And if principle #1 stands (that is, that we are not to build a righteousness of our own), then the clear implication is that we need a righteousness from someone else. Verse 16 of our passage says that we can come confidently to Jesus for grace and help, so that’s how I support principle #2 from this text (not to mention that the whole counsel of Scripture backs up this concept). But what does coming to Jesus look like? How do we practically receive help from Him to live in righteousness? Enter principle #3.
#3 – Jesus changes us as we meet Him through His living and active Word.
How is the Bible “living and active” as verse 12 says? The Bible is just a book. Mere words are dead. I’m hearing undertones of John 1 in this verse. Remember when John told us in John 1.1 that in the beginning was the Word, and the Word was with God, and the Word was God? He was trying to transform our perception of what Scripture is. He was trying to say that Jesus Himself is the fulfillment, the ultimate obedience, of everything that God calls people to do in the Bible. So, when we examine the life of Jesus, we can see a perfect picture of what obedience to God looks like. And, we are not just reading words on a page when we come to the Bible. We come to Scripture to meet the person of Jesus Christ, the Living Word. These are words that He spoke, after all (2 Timothy 3.16-17).
When we understand that Christianity is about a relationship, not rituals (such as reading the Bible because it seems like “the Christian thing to do”), then our lives will truly begin to change. As we meet the Living Word through the Bible, He pierces our souls and exposes the true intentions of our hearts. Then we can see our sin and fight it with passion and strength. We will become increasingly like Jesus, as we behold His character perfectly portrayed in Scripture (1 John 3.2).

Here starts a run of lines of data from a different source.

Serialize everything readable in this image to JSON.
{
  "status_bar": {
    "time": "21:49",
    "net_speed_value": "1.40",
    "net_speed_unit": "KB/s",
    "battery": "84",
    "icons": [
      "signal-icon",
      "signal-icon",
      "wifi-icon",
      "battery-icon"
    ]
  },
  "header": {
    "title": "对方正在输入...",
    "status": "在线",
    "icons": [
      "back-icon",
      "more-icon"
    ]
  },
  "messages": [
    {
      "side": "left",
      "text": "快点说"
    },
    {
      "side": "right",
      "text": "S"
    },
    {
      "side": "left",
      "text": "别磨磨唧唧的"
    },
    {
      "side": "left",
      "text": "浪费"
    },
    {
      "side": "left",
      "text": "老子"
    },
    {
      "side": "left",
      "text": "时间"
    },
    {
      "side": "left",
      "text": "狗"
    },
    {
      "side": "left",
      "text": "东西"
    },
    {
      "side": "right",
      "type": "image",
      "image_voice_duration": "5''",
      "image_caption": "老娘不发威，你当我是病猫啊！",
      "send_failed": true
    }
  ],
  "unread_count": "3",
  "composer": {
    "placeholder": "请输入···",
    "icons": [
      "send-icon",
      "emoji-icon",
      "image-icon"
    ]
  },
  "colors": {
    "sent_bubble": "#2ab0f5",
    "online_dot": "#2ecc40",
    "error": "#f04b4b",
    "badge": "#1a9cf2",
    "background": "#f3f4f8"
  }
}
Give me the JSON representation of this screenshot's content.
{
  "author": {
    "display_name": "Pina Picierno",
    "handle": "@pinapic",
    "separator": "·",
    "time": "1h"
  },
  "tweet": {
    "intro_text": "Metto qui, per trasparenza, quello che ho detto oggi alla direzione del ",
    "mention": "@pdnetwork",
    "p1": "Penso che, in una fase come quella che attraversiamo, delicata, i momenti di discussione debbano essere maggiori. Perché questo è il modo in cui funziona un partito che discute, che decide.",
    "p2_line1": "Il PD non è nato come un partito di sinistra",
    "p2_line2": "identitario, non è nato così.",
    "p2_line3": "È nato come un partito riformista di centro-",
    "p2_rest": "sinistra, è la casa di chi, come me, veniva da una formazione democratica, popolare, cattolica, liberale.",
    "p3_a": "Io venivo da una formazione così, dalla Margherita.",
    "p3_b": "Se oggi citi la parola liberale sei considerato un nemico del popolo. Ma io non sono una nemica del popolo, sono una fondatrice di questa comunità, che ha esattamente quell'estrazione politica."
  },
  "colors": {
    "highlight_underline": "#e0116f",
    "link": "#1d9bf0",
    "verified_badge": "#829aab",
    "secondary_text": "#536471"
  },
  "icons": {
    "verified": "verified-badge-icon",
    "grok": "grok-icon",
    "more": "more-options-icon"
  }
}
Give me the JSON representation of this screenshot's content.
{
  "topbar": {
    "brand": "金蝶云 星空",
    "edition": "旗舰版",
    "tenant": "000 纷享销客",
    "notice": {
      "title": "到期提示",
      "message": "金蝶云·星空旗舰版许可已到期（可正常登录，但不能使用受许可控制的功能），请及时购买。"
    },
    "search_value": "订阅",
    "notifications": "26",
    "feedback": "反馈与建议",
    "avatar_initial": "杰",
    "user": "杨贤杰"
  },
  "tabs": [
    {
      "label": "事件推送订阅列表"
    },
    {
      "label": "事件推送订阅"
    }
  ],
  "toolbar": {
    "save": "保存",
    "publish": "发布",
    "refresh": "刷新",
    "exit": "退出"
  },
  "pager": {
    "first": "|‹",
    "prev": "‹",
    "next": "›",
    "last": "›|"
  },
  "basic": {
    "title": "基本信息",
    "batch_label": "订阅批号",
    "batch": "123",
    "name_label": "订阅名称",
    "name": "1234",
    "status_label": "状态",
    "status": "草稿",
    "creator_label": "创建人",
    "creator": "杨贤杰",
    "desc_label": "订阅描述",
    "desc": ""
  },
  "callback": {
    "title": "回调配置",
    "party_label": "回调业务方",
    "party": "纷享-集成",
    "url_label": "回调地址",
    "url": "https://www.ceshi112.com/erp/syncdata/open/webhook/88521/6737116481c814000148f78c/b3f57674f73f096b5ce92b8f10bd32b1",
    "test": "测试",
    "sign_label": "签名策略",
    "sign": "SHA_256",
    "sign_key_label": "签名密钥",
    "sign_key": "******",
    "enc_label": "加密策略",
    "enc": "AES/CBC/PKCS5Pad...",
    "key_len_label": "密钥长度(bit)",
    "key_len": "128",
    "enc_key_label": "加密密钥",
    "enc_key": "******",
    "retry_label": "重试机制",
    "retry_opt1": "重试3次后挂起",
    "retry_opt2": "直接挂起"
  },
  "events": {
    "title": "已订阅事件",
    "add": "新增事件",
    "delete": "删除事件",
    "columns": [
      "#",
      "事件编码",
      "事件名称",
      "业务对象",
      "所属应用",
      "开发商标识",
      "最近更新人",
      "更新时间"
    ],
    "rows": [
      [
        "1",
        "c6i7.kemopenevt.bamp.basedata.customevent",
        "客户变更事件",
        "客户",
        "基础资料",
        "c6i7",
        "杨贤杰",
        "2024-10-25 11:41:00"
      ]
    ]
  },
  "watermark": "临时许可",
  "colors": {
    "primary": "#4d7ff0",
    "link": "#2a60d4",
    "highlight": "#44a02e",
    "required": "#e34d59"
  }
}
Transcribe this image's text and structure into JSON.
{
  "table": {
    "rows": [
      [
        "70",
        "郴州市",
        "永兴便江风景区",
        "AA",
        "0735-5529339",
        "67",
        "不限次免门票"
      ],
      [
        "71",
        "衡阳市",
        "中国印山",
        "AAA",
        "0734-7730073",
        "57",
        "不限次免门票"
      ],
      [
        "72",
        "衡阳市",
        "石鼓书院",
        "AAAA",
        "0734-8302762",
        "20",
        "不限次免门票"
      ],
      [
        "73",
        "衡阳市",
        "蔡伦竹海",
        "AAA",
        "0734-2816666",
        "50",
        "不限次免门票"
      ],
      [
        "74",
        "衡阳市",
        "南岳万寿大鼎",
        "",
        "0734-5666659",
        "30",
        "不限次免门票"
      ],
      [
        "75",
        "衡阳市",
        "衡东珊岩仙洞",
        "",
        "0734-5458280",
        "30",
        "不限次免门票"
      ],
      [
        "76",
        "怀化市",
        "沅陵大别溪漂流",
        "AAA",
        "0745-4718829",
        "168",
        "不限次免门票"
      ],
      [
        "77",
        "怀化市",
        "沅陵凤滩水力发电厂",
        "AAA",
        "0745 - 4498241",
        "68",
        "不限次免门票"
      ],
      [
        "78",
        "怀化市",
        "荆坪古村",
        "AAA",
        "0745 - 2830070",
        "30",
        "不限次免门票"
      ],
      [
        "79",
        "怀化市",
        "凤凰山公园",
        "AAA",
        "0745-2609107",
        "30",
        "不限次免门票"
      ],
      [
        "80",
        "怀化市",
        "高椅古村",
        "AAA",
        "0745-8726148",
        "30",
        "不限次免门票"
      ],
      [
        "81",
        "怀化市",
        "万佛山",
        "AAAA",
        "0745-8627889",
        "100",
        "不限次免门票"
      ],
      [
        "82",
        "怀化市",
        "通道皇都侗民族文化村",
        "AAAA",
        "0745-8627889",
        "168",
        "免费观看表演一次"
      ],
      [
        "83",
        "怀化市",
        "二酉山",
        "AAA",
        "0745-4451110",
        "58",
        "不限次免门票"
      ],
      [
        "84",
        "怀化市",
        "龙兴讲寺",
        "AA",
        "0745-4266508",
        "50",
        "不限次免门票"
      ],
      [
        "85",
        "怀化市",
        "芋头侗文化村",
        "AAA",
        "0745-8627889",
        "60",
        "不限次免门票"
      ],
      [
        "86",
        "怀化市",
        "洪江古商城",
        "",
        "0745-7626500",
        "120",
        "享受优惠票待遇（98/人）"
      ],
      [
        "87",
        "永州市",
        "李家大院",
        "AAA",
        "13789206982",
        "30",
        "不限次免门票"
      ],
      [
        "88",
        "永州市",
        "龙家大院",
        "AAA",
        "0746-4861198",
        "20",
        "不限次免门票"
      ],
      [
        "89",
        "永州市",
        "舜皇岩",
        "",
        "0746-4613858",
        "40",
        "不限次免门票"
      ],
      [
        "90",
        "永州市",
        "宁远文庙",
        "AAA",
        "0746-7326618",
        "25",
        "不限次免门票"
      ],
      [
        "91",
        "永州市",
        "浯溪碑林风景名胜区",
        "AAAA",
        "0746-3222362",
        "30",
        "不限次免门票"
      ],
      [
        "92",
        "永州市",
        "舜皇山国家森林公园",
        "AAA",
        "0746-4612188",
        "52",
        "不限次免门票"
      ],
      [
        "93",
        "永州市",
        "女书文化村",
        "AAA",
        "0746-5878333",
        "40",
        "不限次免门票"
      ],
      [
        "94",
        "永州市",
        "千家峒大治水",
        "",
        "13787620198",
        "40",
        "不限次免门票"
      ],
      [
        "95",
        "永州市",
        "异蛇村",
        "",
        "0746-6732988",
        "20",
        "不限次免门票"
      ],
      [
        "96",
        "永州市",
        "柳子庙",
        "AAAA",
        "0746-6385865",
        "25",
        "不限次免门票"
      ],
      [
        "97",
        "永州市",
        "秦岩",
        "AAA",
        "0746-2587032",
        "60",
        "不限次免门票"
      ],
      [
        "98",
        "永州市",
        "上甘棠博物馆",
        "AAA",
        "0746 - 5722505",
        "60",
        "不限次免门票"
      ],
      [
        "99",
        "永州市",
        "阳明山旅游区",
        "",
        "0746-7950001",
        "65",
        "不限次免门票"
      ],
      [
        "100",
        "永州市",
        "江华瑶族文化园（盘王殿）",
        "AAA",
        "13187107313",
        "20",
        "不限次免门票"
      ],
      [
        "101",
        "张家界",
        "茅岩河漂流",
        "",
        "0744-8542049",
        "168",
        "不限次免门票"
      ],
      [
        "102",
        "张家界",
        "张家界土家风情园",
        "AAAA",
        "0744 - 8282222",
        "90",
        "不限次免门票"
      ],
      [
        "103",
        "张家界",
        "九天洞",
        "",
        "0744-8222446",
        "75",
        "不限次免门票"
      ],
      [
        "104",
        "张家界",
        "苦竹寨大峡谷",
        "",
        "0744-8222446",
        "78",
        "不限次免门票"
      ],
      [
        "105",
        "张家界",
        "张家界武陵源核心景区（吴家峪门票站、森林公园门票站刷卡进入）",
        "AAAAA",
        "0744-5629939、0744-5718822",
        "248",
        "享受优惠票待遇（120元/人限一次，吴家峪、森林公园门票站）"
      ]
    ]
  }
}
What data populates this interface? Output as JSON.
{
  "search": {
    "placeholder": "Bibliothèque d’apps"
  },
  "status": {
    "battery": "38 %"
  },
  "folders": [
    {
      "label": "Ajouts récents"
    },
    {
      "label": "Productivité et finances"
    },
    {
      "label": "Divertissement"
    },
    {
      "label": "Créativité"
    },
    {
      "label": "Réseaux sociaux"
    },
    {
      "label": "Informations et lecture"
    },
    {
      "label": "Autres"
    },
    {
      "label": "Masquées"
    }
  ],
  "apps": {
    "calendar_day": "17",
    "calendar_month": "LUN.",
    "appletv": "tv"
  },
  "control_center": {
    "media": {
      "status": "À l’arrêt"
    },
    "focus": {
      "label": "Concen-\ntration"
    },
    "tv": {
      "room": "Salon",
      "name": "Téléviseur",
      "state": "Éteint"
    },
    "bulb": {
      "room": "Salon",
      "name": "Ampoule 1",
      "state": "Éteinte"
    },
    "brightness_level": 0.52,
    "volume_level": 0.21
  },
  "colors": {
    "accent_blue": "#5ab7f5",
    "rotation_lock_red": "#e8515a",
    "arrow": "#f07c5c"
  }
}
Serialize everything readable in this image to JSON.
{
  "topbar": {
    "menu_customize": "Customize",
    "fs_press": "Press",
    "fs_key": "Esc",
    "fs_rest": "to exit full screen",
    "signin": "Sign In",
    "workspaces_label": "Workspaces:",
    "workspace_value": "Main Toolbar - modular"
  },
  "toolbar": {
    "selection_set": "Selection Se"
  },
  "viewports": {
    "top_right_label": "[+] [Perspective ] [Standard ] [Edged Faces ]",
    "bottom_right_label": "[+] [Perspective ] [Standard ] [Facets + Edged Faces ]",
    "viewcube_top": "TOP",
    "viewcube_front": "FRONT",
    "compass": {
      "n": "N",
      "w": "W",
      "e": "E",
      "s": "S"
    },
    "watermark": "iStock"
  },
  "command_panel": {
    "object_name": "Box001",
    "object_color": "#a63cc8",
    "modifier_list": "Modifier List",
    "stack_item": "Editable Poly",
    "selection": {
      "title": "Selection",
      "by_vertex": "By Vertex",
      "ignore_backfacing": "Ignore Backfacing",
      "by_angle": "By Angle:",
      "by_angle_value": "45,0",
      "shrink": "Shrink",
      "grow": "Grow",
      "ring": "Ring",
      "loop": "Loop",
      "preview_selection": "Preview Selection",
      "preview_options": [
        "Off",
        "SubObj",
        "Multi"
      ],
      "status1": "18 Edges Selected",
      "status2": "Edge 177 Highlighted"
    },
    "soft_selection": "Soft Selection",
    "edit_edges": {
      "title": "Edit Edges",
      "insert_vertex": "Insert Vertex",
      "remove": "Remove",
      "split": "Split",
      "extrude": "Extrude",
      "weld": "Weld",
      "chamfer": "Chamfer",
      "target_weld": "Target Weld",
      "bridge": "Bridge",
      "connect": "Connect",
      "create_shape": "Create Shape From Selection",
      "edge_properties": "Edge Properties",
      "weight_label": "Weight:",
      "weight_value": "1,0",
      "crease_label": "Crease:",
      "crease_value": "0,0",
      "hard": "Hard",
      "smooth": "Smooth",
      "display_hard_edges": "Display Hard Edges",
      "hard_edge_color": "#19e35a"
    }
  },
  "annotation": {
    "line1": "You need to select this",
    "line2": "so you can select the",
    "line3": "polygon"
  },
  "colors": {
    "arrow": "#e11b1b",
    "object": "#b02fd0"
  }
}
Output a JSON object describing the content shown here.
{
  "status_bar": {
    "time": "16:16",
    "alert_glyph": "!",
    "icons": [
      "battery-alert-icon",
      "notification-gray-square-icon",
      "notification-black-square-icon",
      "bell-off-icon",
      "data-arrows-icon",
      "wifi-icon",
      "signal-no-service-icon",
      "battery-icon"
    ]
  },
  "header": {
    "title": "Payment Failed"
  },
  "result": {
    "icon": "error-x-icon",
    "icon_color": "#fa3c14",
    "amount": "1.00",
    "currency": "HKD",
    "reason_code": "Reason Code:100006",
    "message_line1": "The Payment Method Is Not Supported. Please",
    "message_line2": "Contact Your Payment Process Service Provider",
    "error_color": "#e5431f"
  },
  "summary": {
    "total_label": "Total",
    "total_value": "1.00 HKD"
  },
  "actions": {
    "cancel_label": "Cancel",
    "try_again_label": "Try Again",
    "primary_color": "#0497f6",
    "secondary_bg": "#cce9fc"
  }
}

#4 – We will be judged based upon our confession that Jesus is our righteousness.
This can be inferred from principles 1-3. If we are to rest from our works as God rested from His on the seventh day of creation, and yet we must be righteous as He is righteous, and if that righteousness is found solely in Jesus, and if we are made more righteous as we meet Jesus Himself through Scripture, then it follows that when we stand before God on judgment day, He will judge us based upon the evidence that Jesus’ righteousness is in us. In other words, we will be accepted by God on the basis of the righteousness that Jesus has given to us and that He works through us (Galatians 2.20). We dare not appeal to Him on the basis of our own efforts.
In conclusion: we ought to be people of the Word, yes. That’s the means that God has ordained to transform our lives. But if being a person of the Word becomes all about rituals for you and I, then we’ve missed the point. The point of the gospel is that Jesus fulfilled every requirement of the law on our behalf, and He has given us the privilege of knowing Him more through the Bible. We don’t read the Word because we have to, we read it because we get to. Let’s fight this mentality that we can please God by ourselves. If we were required to pull ourselves up by the boot straps and please God, we would all be in hell at this moment. But because Jesus satisfied God’s wrath, we can come to Him with boldness and confidence, because He has promised to help us grow in godliness. And we can rest in Him all the while, because our salvation is not dependent on what we are doing, but what He has done.
And those whom He predestined He also called, and those whom He called He also justified, and those whom He justified He also glorified.